So what does the process of cloud seeding actually look like? The weather forecasting community monitors storm systems and weather patterns, looking for when conditions necessary to seed clouds might present. Monitoring begins about two weeks before a storm’s arrival, but meteorologists typically won’t know whether a storm is right for cloud seeding until one to two days before the storm hits. This gives about 12-18 hours to initiate cloud seeding operations.

Once a storm has been identified for cloud seeding, silver iodide is released into the clouds from ground stations or airplanes. Utah mostly uses ground operations but hopes to implement aerial strategies in the future.

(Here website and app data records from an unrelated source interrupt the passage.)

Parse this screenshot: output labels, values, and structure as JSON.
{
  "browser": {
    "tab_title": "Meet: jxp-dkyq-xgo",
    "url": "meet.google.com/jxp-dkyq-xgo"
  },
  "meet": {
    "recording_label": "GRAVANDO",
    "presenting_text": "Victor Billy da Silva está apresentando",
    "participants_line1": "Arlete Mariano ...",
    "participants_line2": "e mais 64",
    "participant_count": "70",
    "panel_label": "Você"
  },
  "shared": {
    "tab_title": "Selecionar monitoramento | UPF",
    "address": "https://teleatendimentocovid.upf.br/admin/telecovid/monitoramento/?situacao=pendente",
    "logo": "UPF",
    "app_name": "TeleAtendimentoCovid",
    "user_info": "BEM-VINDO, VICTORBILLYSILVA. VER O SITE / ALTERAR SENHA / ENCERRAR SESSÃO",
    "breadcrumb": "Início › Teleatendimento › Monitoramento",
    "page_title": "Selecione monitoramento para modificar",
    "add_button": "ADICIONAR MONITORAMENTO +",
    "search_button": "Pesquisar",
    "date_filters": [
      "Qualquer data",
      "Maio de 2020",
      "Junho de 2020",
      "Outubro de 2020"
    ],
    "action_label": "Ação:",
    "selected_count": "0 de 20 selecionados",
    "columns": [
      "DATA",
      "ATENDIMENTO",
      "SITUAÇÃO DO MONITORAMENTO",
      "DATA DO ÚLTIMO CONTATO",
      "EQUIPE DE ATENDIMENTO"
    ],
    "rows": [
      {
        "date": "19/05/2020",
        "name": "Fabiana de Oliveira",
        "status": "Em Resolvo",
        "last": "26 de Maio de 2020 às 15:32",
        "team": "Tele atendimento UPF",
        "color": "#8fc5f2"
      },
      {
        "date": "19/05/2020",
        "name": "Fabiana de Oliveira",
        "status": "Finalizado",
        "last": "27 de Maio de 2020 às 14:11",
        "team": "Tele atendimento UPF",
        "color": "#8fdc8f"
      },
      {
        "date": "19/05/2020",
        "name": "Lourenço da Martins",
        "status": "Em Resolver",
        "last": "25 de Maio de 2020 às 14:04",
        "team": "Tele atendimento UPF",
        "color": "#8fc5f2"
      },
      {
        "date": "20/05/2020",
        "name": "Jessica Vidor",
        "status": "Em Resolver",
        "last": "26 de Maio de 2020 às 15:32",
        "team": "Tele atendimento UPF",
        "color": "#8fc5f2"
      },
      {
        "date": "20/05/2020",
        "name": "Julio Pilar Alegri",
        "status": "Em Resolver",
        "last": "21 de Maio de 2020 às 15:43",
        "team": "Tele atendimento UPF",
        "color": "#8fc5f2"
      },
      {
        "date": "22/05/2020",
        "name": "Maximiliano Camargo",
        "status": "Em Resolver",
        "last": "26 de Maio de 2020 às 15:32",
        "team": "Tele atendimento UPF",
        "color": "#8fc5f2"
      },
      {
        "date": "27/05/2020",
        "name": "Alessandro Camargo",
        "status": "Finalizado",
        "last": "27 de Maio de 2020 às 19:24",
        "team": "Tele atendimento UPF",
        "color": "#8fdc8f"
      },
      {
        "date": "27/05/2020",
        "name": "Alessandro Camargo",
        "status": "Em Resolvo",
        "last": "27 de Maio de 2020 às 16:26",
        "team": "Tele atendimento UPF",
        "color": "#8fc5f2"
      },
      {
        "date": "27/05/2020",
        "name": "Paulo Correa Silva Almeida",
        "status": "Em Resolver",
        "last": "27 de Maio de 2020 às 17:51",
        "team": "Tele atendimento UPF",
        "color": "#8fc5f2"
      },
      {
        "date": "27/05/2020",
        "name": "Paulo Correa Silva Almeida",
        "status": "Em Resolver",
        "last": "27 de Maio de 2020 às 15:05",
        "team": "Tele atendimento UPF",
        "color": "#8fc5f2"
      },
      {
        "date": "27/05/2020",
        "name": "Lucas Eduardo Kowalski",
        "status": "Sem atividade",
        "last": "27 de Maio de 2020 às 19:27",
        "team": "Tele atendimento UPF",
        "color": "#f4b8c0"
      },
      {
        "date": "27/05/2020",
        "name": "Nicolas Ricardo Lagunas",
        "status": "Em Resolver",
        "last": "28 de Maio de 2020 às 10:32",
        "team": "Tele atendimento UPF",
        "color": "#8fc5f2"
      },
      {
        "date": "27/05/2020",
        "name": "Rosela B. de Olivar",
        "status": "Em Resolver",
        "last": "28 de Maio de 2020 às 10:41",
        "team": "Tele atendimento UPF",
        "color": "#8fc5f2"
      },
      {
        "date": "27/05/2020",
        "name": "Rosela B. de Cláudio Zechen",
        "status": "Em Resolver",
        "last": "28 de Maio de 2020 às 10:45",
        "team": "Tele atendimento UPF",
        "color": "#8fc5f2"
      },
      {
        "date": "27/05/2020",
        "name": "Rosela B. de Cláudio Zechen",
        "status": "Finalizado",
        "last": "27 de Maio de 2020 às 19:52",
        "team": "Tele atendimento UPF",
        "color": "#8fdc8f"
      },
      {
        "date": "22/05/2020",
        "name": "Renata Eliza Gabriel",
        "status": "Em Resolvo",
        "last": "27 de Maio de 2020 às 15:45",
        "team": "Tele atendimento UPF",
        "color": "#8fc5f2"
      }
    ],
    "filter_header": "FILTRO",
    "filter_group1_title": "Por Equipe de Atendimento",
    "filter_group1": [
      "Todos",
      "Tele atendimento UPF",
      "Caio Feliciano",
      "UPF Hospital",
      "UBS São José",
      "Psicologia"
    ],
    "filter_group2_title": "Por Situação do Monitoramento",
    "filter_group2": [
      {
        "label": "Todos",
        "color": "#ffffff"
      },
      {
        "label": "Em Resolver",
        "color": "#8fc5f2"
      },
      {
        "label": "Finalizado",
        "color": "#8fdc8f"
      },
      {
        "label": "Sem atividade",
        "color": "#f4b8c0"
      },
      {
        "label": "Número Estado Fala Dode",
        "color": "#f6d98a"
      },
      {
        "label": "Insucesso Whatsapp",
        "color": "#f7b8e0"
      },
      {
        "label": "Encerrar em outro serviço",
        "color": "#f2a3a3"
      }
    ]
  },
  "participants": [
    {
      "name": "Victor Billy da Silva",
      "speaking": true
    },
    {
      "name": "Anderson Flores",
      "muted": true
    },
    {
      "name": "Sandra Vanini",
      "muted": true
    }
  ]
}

While this approach to water issues has the potential to increase Utah’s current snowpack, it is important to keep in mind the limitations and that it is not the solution to water shortage.

“Now I want people to know, we need to know, we need to recognize that this is not going to save us. There's no silver bullet to get through this drought. But this is one of the components that is really going to help us, it's gonna help us statewide,” Ferry said.

Meyers confirmed this sentiment, speaking of cloud seeding as an important and effective solution for the time being, but it is only a temporary solution to water issues here in Utah.

“At some point, climate change will change the conditions of our wintertime clouds. So cloud seeding becomes less effective later in the century. So anything that we could do now, to buy us some time to figure out more long term water resource strategies and solutions is going to be incredibly invaluable,” confirmed Meyer.

Read Jim Steenburgh’s commentary on cloud seeding here and for more on Utah’s cloud seeding efforts visit

Erin Lewis is a science reporter at Utah Public Radio and a PhD Candidate in the biology department at Utah State University. She is passionate about fostering curiosity and communicating science to the public. At USU she studies how anthropogenic disturbances are impacting wildlife, particularly the effects of tourism-induced dietary shifts in endangered Bahamian Rock Iguana populations. In her free time she enjoys reading, painting and getting outside with her dog, Hazel.